Comedy Web block on TV
EmptyIn an about-face from the trend of distributing branded TV programming to the Internet, Comedy Central is bringing original Web programming to late-night television viewers, the network said Monday.
Dubbed "Web Shows," the half-hour weekly series, which will air at 2 a.m. ET/PT and premiere Monday, will include a mix of animation, live-action narrative and comedy programming from Comedy Central's Web site, Motherload. The network has ordered six episodes.
The programming block will also feature the AtomFilms webisode "The Punk Group: Fat Girls on Bicycles," marking the first collaboration between the network and the short-film Web destination that Viacom's MTV Networks acquired in August.
"We are a branded content company with a lot of resources and amazing talent online, and to make life easy for all of our audience we're showing a cross-section of this content across platforms to get them excited," said Lou Wallach, senior vp original programming and development at Comedy Central.

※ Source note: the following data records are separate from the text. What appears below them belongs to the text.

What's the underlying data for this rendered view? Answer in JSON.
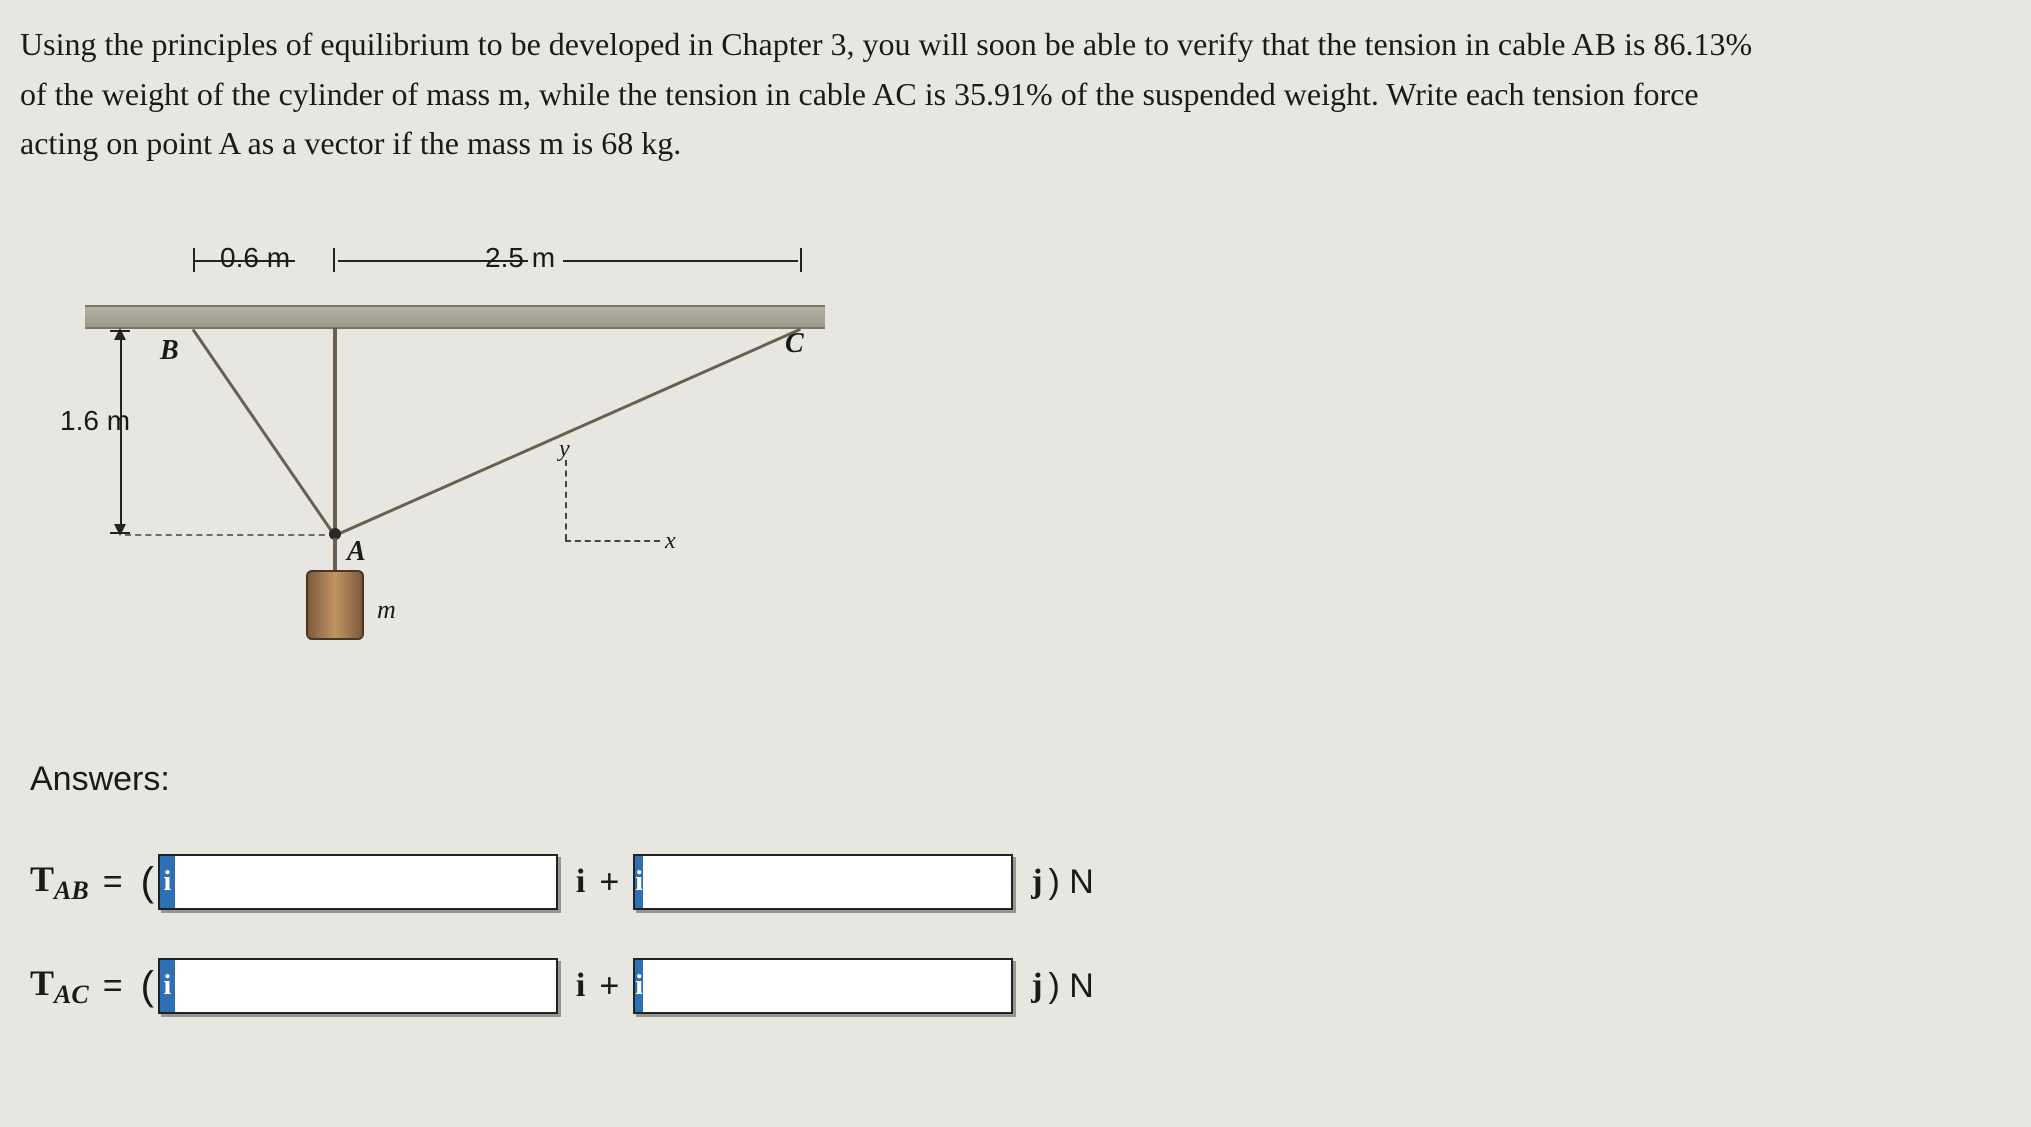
{
  "problem": {
    "line1": "Using the principles of equilibrium to be developed in Chapter 3, you will soon be able to verify that the tension in cable AB is 86.13%",
    "line2": "of the weight of the cylinder of mass m, while the tension in cable AC is 35.91% of the suspended weight. Write each tension force",
    "line3": "acting on point A as a vector if the mass m is 68 kg."
  },
  "diagram": {
    "dim_0_6": "0.6 m",
    "dim_2_5": "2.5 m",
    "dim_1_6": "1.6 m",
    "B": "B",
    "C": "C",
    "A": "A",
    "m": "m",
    "x": "x",
    "y": "y"
  },
  "answers": {
    "title": "Answers:",
    "rows": [
      {
        "label_main": "T",
        "label_sub": "AB",
        "eq": "=",
        "open": "(",
        "hint": "i",
        "i_unit": "i",
        "plus": "+",
        "j_unit": "j",
        "close_unit": ") N"
      },
      {
        "label_main": "T",
        "label_sub": "AC",
        "eq": "=",
        "open": "(",
        "hint": "i",
        "i_unit": "i",
        "plus": "+",
        "j_unit": "j",
        "close_unit": ") N"
      }
    ]
  }
}
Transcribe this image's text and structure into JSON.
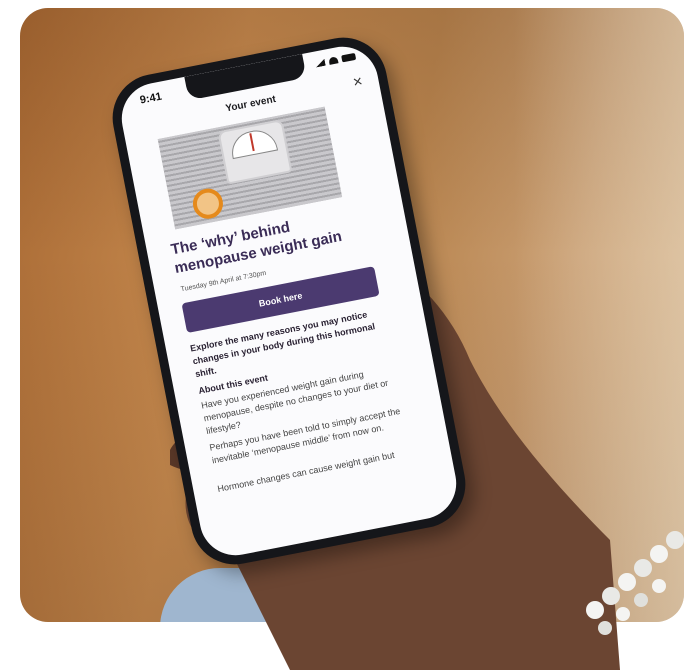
{
  "status_bar": {
    "time": "9:41"
  },
  "nav": {
    "title": "Your event",
    "close_label": "×"
  },
  "event": {
    "title": "The ‘why’ behind menopause weight gain",
    "date": "Tuesday 9th April at 7:30pm",
    "book_label": "Book here",
    "lead": "Explore the many reasons you may notice changes in your body during this hormonal shift.",
    "about_heading": "About this event",
    "paragraphs": [
      "Have you experienced weight gain during menopause, despite no changes to your diet or lifestyle?",
      "Perhaps you have been told to simply accept the inevitable ‘menopause middle’ from now on.",
      "Hormone changes can cause weight gain but"
    ]
  },
  "colors": {
    "brand": "#4b3a70",
    "title": "#3a2c56"
  }
}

Wallach described the show as made up of eight or nine 2- to 3-minute shorts. A "rooster" character will provide commentary and tie the content bits together.
While shows featured include the animated "Baxter & McGuire," the celebrity-mocking "Balloon Heads" and the satire "Golden Age," Scott Roesch, vp and general manager of AtomFilms, said that the content contributed by his company also fits the sensibility and style of the show.
"We have such a vast collection, and it's a matter of finding the right pieces for the right shows at the right time," said Roesch, adding that the relationship with MTVN will provide great new opportunities for independent creators.
This latest effort by Comedy Central marks a continuing push from its parent company Viacom to integrate its various properties and take its content across platforms.
Last week, Spike TV and GameTrailers.com combined forces to unveil the enhanced video game TV show "Game Head" under Viacom's newly formed MTVN Entertainment Group.
That cross-platform initiative follows others like "Lil' Bush," a political parody aired by the network but originally produced for cell phones through mobile entertainment company Amp'd Mobile.
Said Wallach, "This is a Comedy Central version of shortform TV, and it really does speak to our brand and our audience while translating into the expectations of late-night TV."